4 Ways to Understand Your Tenant’s Financial Strength


Financial viability is one of the primary indicators of risk assessment in commercial real estate leasing. Owners want to make sure tenants can operate a successful business while paying rent on time and in full. In some cases, tenants have been known to play the system, so to speak, by jumping from one property to another to take advantage of initial leasing concessions. Financial viability includes both tracking a tenant’s leasing history as well as evaluating finances. Here are four of ways to understand your potential tenant’s financial strength.

  1. Collect documentation. Company financials can give a solid picture of tenants’ financial strength and are typically the first step in the process. Asking a potential tenant to submit the last 2-3 years of profit/loss statements, balance sheets, and taxes, as well as a personal financial is not out of the ordinary. What combination of these documents will be necessary to substantiate a tenant’s financial history will depend on the type (S-Corp, LLC, sole proprietorship) and age (years of operation) of the business.
  2. Determine need for additional supporting documents. Startup businesses are a special breed in that most small businesses show very little if any profit for up to the first year or  two of operation. When processing a lease application for a startup business owner/potential tenant, the landlord will need to rely on personal financial statements in addition to 2-3 years tax returns of all stakeholders. Increasing the deposit amount and requiring first and last months rent may also lower a landlord’s risk in a commercial real estate lease.
  3. Analyze financial documents. Analyzing tenant financials can be an overwhelming and time consuming task. On one hand, landlords want confidence from seeing for themselves the financial viability of a potential tenant. On the other hand, it is often difficult and nearly impossible to achieve a comprehensive accurate analysis of all the data contained within tenants’ supporting documents. One helpful tool to expedite this process and ensure real-time data accuracy is to use (RE)meter’s TIL Score to analyze a tenant’s financial strength. Once the required data from tenant’s financial documents have been entered into the program, a report and tenant score is generated for landlords to measure a tenant’s financial strength.
  4. Run a credit check. In addition to having current financials to analyze, landlords will need to run credit checks on prospects to ensure accuracy of documentation of stated income, revolving credit, and debt. As The Press-Enterprise reports, “Since most small business owners are required to sign personal guarantees or have the leases written in their names, the personal FICO scores are important to a landlord, just as they are to a residential lender.”  

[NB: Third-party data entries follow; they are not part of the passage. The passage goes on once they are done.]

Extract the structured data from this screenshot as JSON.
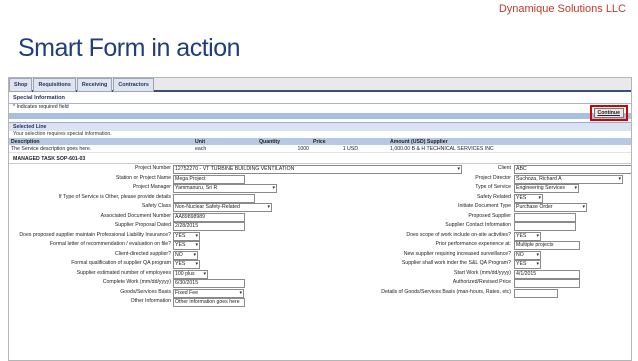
{
  "brand": "Dynamique Solutions LLC",
  "slide_title": "Smart Form in action",
  "tabs": [
    "Shop",
    "Requisitions",
    "Receiving",
    "Contractors"
  ],
  "special_info": {
    "title": "Special Information",
    "required_note": "* Indicates required field",
    "continue_label": "Continue"
  },
  "selected_line": {
    "title": "Selected Line",
    "message": "Your selection requires special information.",
    "headers": [
      "Description",
      "Unit",
      "Quantity",
      "Price",
      "Amount (USD) Supplier"
    ],
    "row": [
      "The Service description goes here.",
      "each",
      "1000",
      "1 USD",
      "1,000.00 B & H TECHNICAL SERVICES INC"
    ]
  },
  "task_title": "MANAGED TASK SOP-601-03",
  "left_fields": [
    {
      "label": "Project Number",
      "value": "12752270 - VT TURBINE BUILDING VENTILATION",
      "select": true
    },
    {
      "label": "Station or Project Name",
      "value": "Mega Project",
      "select": false
    },
    {
      "label": "Project Manager",
      "value": "Yammanuru, Sri R",
      "select": true
    },
    {
      "label": "If Type of Service is Other, please provide details",
      "value": "",
      "select": false
    },
    {
      "label": "Safety Class",
      "value": "Non-Nuclear Safety-Related",
      "select": true
    },
    {
      "label": "Associated Document Number",
      "value": "AA89898989",
      "select": false
    },
    {
      "label": "Supplier Proposal Dated",
      "value": "2/28/2015",
      "select": false
    },
    {
      "label": "Does proposed supplier maintain Professional Liability Insurance?",
      "value": "YES",
      "select": true
    },
    {
      "label": "Formal letter of recommendation / evaluation on file?",
      "value": "YES",
      "select": true
    },
    {
      "label": "Client-directed supplier?",
      "value": "NO",
      "select": true
    },
    {
      "label": "Formal qualification of supplier QA program",
      "value": "YES",
      "select": true
    },
    {
      "label": "Supplier estimated number of employees",
      "value": "100 plus",
      "select": true
    },
    {
      "label": "Complete Work (mm/dd/yyyy)",
      "value": "6/30/2015",
      "select": false
    },
    {
      "label": "Goods/Services Basis",
      "value": "Fixed Fee",
      "select": true
    },
    {
      "label": "Other Information",
      "value": "Other information goes here",
      "select": false
    }
  ],
  "right_fields": [
    {
      "label": "Client",
      "value": "ABC",
      "select": true
    },
    {
      "label": "Project Director",
      "value": "Suchoza, Richard A",
      "select": true
    },
    {
      "label": "Type of Service",
      "value": "Engineering Services",
      "select": true
    },
    {
      "label": "Safety Related",
      "value": "YES",
      "select": true
    },
    {
      "label": "Initiate Document Type",
      "value": "Purchase Order",
      "select": true
    },
    {
      "label": "Proposed Supplier",
      "value": "",
      "select": false
    },
    {
      "label": "Supplier Contact Information",
      "value": "",
      "select": false
    },
    {
      "label": "Does scope of work include on-site activities?",
      "value": "YES",
      "select": true
    },
    {
      "label": "Prior performance experience at:",
      "value": "Multiple projects",
      "select": false
    },
    {
      "label": "New supplier requiring increased surveillance?",
      "value": "NO",
      "select": true
    },
    {
      "label": "Supplier shall work inder the S&L QA Program?",
      "value": "YES",
      "select": true
    },
    {
      "label": "Start Work (mm/dd/yyyy)",
      "value": "4/1/2015",
      "select": false
    },
    {
      "label": "Authorized/Revised Price",
      "value": "",
      "select": false
    },
    {
      "label": "Details of Goods/Services Basis (man-hours, Rates, etc)",
      "value": "",
      "select": false
    },
    {
      "label": "",
      "value": "",
      "select": false
    }
  ]
}
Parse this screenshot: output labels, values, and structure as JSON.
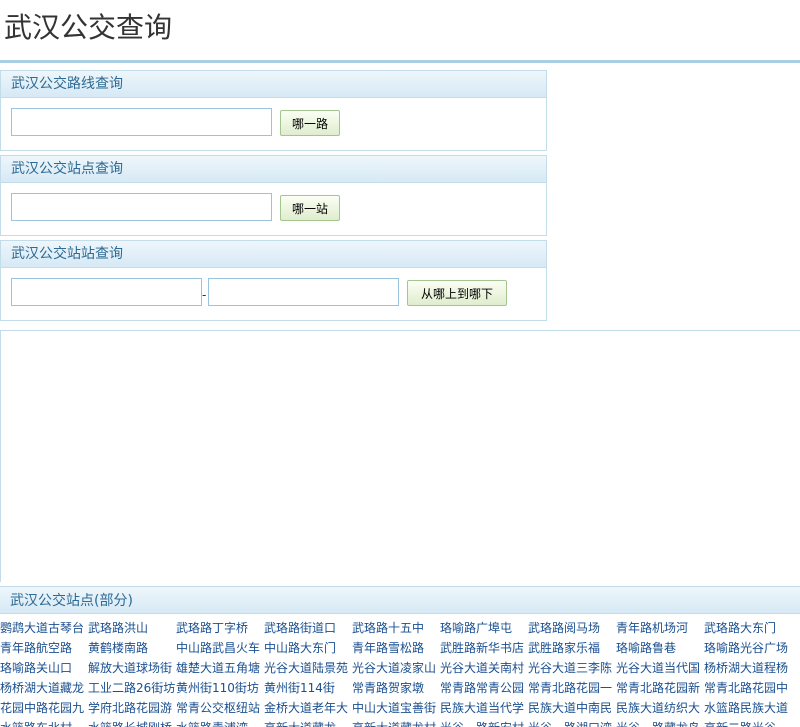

Missing just one piece of the prospective tenant’s financial puzzle can end up costing a landlord great loss in the end. According to Austin Tenant Advisors, landlords should know the reasons why prospective tenants are planning to move, and what motivates them, adding that psychology can often play a role in tenant stability as well. Therefore, it’s worth taking the time upfront to thoroughly understand a tenant’s financial strength.